This was something I had a problem with when I was younger. Anytime a boyfriend wanted a night without me, but not out with his friends, I was annoyed. Why would he choose to spend a night completely alone but not want to be with me? Being single made me understand this. I love spending time with my boyfriend, and I'd prefer to do it most nights. But sometimes I just don't want to talk to anyone. Sometimes I want to stay in bed and read all night or watch a stupid show on Netflix while cuddling with my cats. Sometimes my boyfriend wants to stay up until 6 am playing video games and not have to make sure that I'm comfortable or entertained. Someone wanting a little bit of time on their own doesn't mean they don't want to spend it with you.
4. You don't have to like everything they like.
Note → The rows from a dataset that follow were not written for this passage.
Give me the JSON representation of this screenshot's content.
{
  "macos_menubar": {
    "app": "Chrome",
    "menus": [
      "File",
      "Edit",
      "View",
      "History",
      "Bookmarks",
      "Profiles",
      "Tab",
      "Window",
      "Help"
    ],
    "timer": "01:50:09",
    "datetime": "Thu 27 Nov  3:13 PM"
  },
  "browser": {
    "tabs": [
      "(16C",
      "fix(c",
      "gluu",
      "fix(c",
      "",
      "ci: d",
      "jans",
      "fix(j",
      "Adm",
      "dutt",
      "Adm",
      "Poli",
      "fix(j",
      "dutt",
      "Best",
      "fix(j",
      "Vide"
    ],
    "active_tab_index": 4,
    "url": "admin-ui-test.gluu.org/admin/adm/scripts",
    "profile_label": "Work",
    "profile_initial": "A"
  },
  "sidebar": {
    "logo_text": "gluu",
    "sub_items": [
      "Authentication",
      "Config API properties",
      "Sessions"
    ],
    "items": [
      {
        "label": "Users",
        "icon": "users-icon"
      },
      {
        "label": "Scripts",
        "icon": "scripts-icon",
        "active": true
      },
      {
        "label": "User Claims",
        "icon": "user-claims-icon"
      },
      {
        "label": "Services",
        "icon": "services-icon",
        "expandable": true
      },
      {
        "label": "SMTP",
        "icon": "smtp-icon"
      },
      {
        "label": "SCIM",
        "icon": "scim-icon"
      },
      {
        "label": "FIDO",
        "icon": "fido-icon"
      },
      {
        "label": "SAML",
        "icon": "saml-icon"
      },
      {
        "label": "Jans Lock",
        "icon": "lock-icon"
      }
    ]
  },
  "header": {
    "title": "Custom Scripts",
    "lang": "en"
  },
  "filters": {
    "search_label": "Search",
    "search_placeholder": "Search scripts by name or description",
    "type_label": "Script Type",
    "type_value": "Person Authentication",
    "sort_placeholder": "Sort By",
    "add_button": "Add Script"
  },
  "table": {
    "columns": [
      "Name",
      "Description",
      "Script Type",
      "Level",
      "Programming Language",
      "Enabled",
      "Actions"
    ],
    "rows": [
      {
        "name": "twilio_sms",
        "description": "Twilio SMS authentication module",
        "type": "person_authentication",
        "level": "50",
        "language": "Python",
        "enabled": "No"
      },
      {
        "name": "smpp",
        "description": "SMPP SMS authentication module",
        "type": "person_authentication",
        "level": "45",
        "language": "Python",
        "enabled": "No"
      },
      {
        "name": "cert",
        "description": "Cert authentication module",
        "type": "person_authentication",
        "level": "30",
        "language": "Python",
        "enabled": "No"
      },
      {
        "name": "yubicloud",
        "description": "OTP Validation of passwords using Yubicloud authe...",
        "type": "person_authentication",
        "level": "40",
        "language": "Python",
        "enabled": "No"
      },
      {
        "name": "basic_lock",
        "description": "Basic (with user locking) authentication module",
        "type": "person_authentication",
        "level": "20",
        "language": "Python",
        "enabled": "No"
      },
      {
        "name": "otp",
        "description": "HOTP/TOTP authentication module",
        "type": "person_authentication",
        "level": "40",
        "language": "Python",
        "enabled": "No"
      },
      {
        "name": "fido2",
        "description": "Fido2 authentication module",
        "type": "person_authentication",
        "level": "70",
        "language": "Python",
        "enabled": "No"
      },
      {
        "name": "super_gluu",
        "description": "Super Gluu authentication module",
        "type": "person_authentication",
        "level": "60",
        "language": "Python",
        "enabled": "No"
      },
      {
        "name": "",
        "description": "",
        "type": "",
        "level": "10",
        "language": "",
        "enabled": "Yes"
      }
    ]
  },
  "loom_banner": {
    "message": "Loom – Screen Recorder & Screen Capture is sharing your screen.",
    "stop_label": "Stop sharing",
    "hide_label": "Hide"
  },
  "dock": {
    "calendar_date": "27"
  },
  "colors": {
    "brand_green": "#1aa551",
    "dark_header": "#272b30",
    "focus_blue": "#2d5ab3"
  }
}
This was another hard one for me when I was younger, and it's even kind of hard now. Of course, everyone has some deal breakers. And there's a difference between liking things they like and appreciating the fact that they like it. It's nice when someone is willing to try something for you, too. My boyfriend loves video games. I like them enough, but I'm just not a huge gamer. I'm willing to try certain games just because he likes them, but he's not hurt if I don't end up playing them all the time like he does. I really love Doctor Who, and I want to show my significant other as much of the show as I can, and I want them to appreciate it, but they don't necessarily have to love it like I do. And it doesn't mean I like them any less. It just means that on those nights where we want to spend time apart, I can watch my show and he can play his games. You just gotta make it work.
5. Spontaneity is important.
This is especially important in the winter, when it gets cold and you never want to get out of bed. It is sooooo easy to fall into the relationship trap. We all know what this is. When a friend gets a new boyfriend or girlfriend and you never see them again. It's way too easy to get comfortable with someone and prefer to spend your time alone with them rather than go out with other people. It's also easy to get into a habit of watching a show on Netflix every night after work instead of going out with friends or trying new things. For me it seems like every time we make plans, half the time the plans don't even happen the way we expected. But I kind of like it that way, because it keeps things interesting and we don't get bored because we're always experiencing something new with each other. I will admit, I am bad at going out when I'm in a relationship. I am decently outgoing and like to be around people, but sometimes I get extremely introverted and don't want to be around anyone. Being in a relationship is a good excuse for that feeling. It's something I'm working on.
6. You are still your own person.
It is easy to lose sight of 'me' once you become 'we.' Yes, in a relationship you go to each other for advice and decisions. But don't neglect yourself because you're putting so much care and effort into another person. The person you love loves YOU, so you can't stop being who you are. Don't give up your friends and your family. It's important to still have girls night or lunches with your mom without your girlfriend/boyfriend/husband/wife tagging along. A lot of people try to change who they are or what they like so that someone else likes them more, but that's just wrong. You want someone to love you for who you are when they aren't there.
I think that's it for now. Sorry, when I get writing about something, I tend to just go on and on and on. These are just somethings that I realized for myself and my relationships, and maybe they apply to you and yours as well. If you have anything to add, please, comment or email me! And if you are single during the holidays, do not fret! Being single can suck, but it can also be awesome. No buying expensive presents for a significant other, no running around and meeting up with not only your family, but theirs, too. There are definitely things I like about being single during the holidays!
I likely won't get a chance to post again before Christmas, so, Merry Christmas and Happy New Year (or any other holiday that may happen that I don't celebrate) to all of you! :)